TCP/TSSC Meetings Cover Key Cotton Issues;

Address Cotton Research Priorities

Friday, December 12, 2003                        ByShawn Wade

      College Station provided thebackdrop for an informative set of meetings that brought Plains Cotton Growersrepresentatives together with cotton growers from across Texas.

      The PCG group participated inthe meetings to discuss important cotton issues and hear updates on cottonresearch programs being directed by cotton producers through the CottonIncorporated State Support Program.

      The week started with ameeting of the Texas Cotton Producers organization. TCP is the statewideorganization comprised of the nine regional cotton organizations representingproducers in Texas.

      TCP agenda items included:adoption of a 2004 operating budget, discussion of U.S. trade policy and itseffects on cotton marketing and prices, boll weevil eradication, cropinsurance, and reports on activities of the National Cotton Council and theCotton Board.

      A special guest at the TCPmeeting was Dr. Ed Hiler, Dean of Agriculture and Life Sciences and Head of theAgriculture Program at Texas A&M University. Dr. Hiler discussed issuesinvolving cotton and the Agriculture Program at TAMU.

      The TCP group concluded theirmeeting with a luncheon with members of the Texas Farm Service Agency and theTexas State FSA Committee.

Texas State Support Program

      One of the unique ways thatcotton producers benefit from their Cotton Research and Promotion Program isthe Cotton Incorporated State Support Program.

      The State Support Programprovides cotton growers across the nation the ability to direct the expenditureof CI research dollars in order to develop solutions for the key production andprofitability challenges that they face.

      The majority of thisresearch addresses issues such as cotton marketing and economics, cottonbreeding, genetic improvement, insect management, irrigation and fertilizationmanagement, weed control, production systems, as well as harvesting and ginningissues effecting harvest efficiency and crop quality.

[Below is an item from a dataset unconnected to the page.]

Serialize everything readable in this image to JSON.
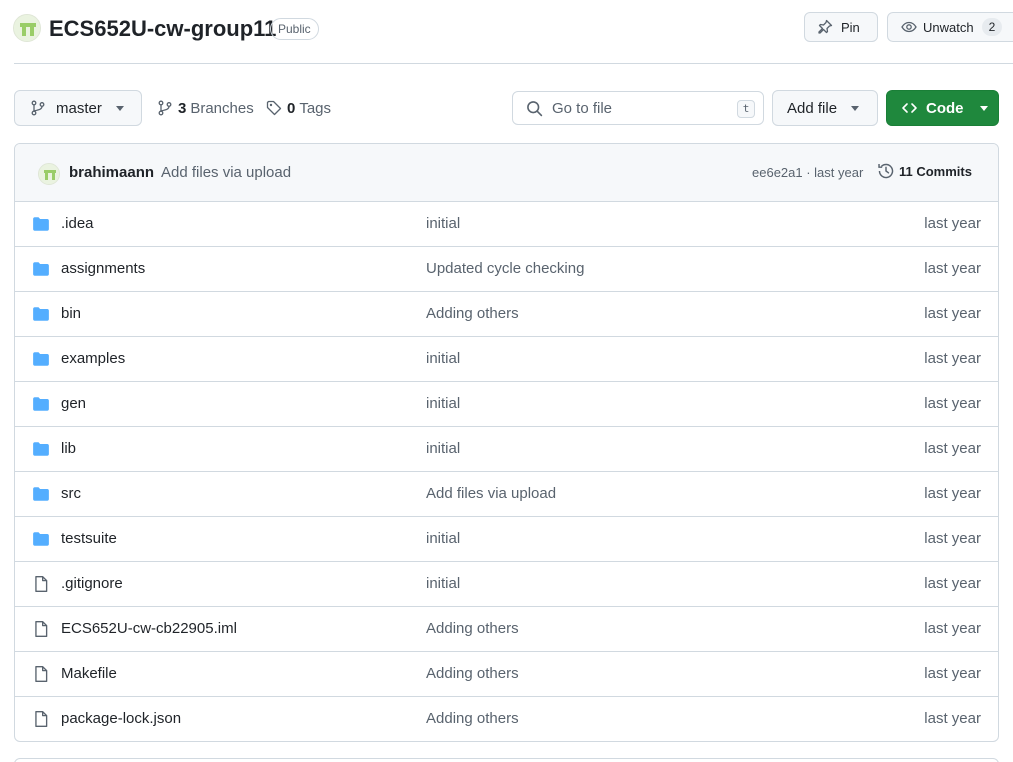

      Members of the Texas StateSupport Committee met on December 10 and 11 to hear updates on the progress ofresearch projects funded for the 2003 crop year. A total of 43 projects werereviewed during the two-day meeting.

      Each year the Texas StateSupport Committee receives projects in six broad research categories: geneticimprovement, pest control, fertilization/irrigation, production systems,harvesting/ginning, and marketing/economics.

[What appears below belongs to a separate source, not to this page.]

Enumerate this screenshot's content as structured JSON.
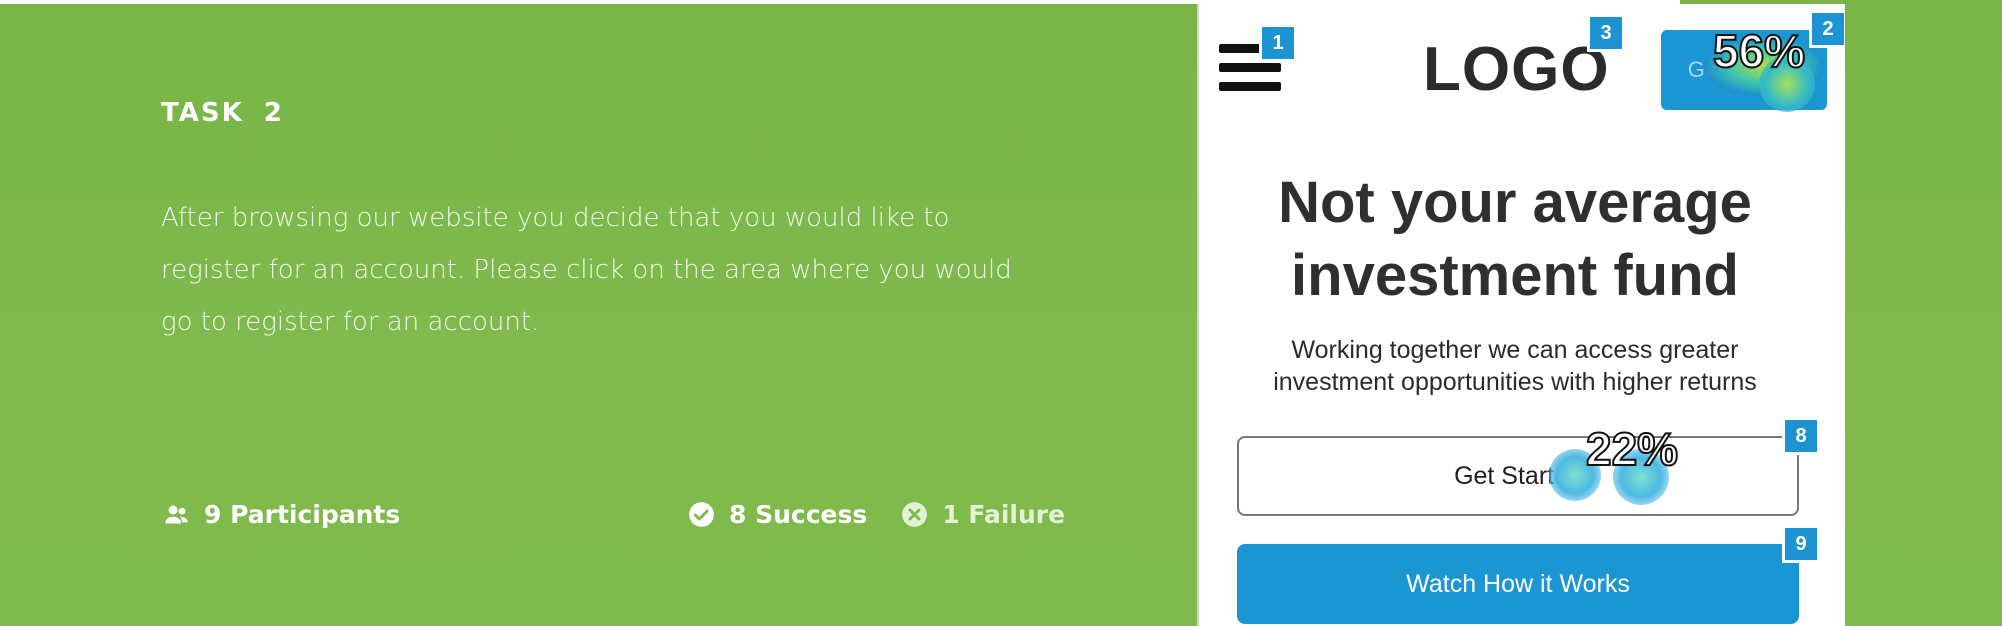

      For 2004 the Texas StateSupport Program has approved approximately $790,000 to fund projects coveringthe full range of research areas. The biggest adjustment for 2004 wass arenewed emphasis on getting individual researchers working on similar issues towork together. The goal is to build closer working relationships between bothresearch organizations and the individual scientists invovled.

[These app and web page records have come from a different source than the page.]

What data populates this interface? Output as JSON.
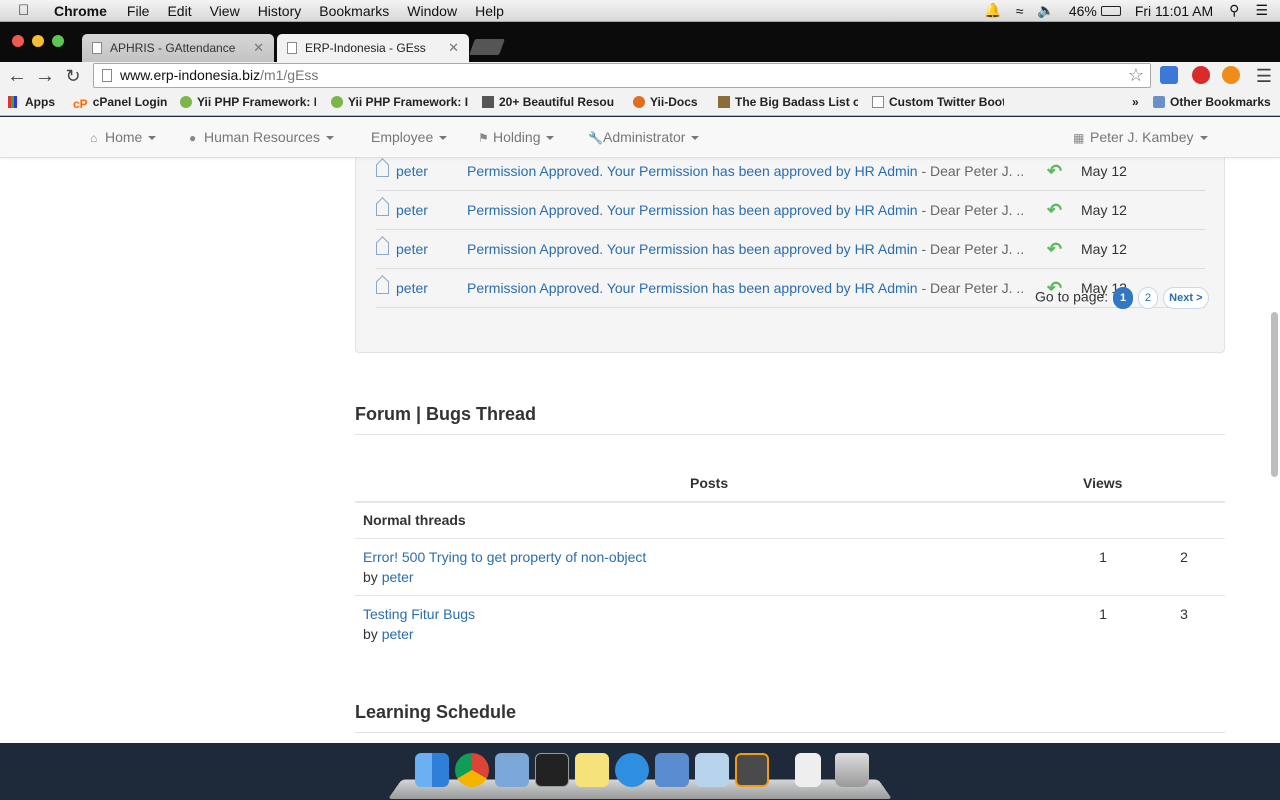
{
  "menubar": {
    "app": "Chrome",
    "items": [
      "File",
      "Edit",
      "View",
      "History",
      "Bookmarks",
      "Window",
      "Help"
    ],
    "battery": "46%",
    "clock": "Fri 11:01 AM"
  },
  "tabs": [
    {
      "title": "APHRIS - GAttendance",
      "active": false
    },
    {
      "title": "ERP-Indonesia - GEss",
      "active": true
    }
  ],
  "toolbar": {
    "url_host": "www.erp-indonesia.biz",
    "url_path": "/m1/gEss"
  },
  "bookmarks": {
    "apps": "Apps",
    "items": [
      "cPanel Login",
      "Yii PHP Framework: I",
      "Yii PHP Framework: I",
      "20+ Beautiful Resou",
      "Yii-Docs",
      "The Big Badass List o",
      "Custom Twitter Boot"
    ],
    "other": "Other Bookmarks"
  },
  "nav": {
    "home": "Home",
    "hr": "Human Resources",
    "employee": "Employee",
    "holding": "Holding",
    "admin": "Administrator",
    "user": "Peter J. Kambey"
  },
  "inbox": {
    "rows": [
      {
        "sender": "peter",
        "subject": "Permission Approved. Your Permission has been approved by HR Admin",
        "preview": " - Dear Peter J. ..",
        "date": "May 12"
      },
      {
        "sender": "peter",
        "subject": "Permission Approved. Your Permission has been approved by HR Admin",
        "preview": " - Dear Peter J. ..",
        "date": "May 12"
      },
      {
        "sender": "peter",
        "subject": "Permission Approved. Your Permission has been approved by HR Admin",
        "preview": " - Dear Peter J. ..",
        "date": "May 12"
      },
      {
        "sender": "peter",
        "subject": "Permission Approved. Your Permission has been approved by HR Admin",
        "preview": " - Dear Peter J. ..",
        "date": "May 12"
      }
    ],
    "pager_label": "Go to page:",
    "pages": [
      "1",
      "2"
    ],
    "next": "Next >"
  },
  "forum": {
    "title": "Forum | Bugs Thread",
    "col_posts": "Posts",
    "col_views": "Views",
    "group": "Normal threads",
    "threads": [
      {
        "title": "Error! 500 Trying to get property of non-object",
        "by": "by",
        "author": "peter",
        "posts": "1",
        "views": "2"
      },
      {
        "title": "Testing Fitur Bugs",
        "by": "by",
        "author": "peter",
        "posts": "1",
        "views": "3"
      }
    ]
  },
  "learning": {
    "title": "Learning Schedule"
  }
}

      The Texas State SupportCommittee also finalized the timeline for soliciting proposals and approvingprojects for funding in 2005.

 

Average Price Received By Growers

Through October 2003

      The followingtable shows the average price received each month by farmers and the associatedweighted average price based on cumulative marketings through each month.

 

Average Price Received For2003-crop Upland Cotton

(Weightedby Marketing)

 

 

Marketings

(1,000 bales)

Price

Received

 

Month

Cum.

Month

Ave.

(Weighted)

August

420

420

46.30

46.30

September

769

1,189

55.70

52.38

October

1,783

2,972

68.00

61.75

November

na

na

64.10

na

Source:National Agricultural Statistics Service

 

Beltwide CottonConference, Jan 5-9, 2004

Friday, December 12, 2003                        ByShawn Wade

      Texas cotton producers playhost to the 49th Annual Beltwide Cotton Conference, January 5-9,2004, in San Antonio.

      Sponsored by the NationalCotton Council, the theme for the 2004 Beltwide is “Today’s Challenges –Tomorrow’s Solutions”.

      This year’s BeltwideConference will provide cotton producers across the U.S. an opportunity to gainnew insight into key legislative, regulatory and trade issues and also exposeproducers to new production and marketing strategies they can employ tomaintain profitable cotton operations.

      Beltwide registration beginsJanuary 5. The conference’s General Sessions and workshops begin the morning ofJanuary 6. The Production Conference will be followed by the two-day technicalconference, January 8-9.

      For further information,visit the NCC’s web site at www.beltwide.cotton.org or contact the NCC’s DebbieRichter, P.O. 820285, Memphis, TN 38182 (901) 274-9030 FX (901) 725-0510 oremail drichter@cotton.org.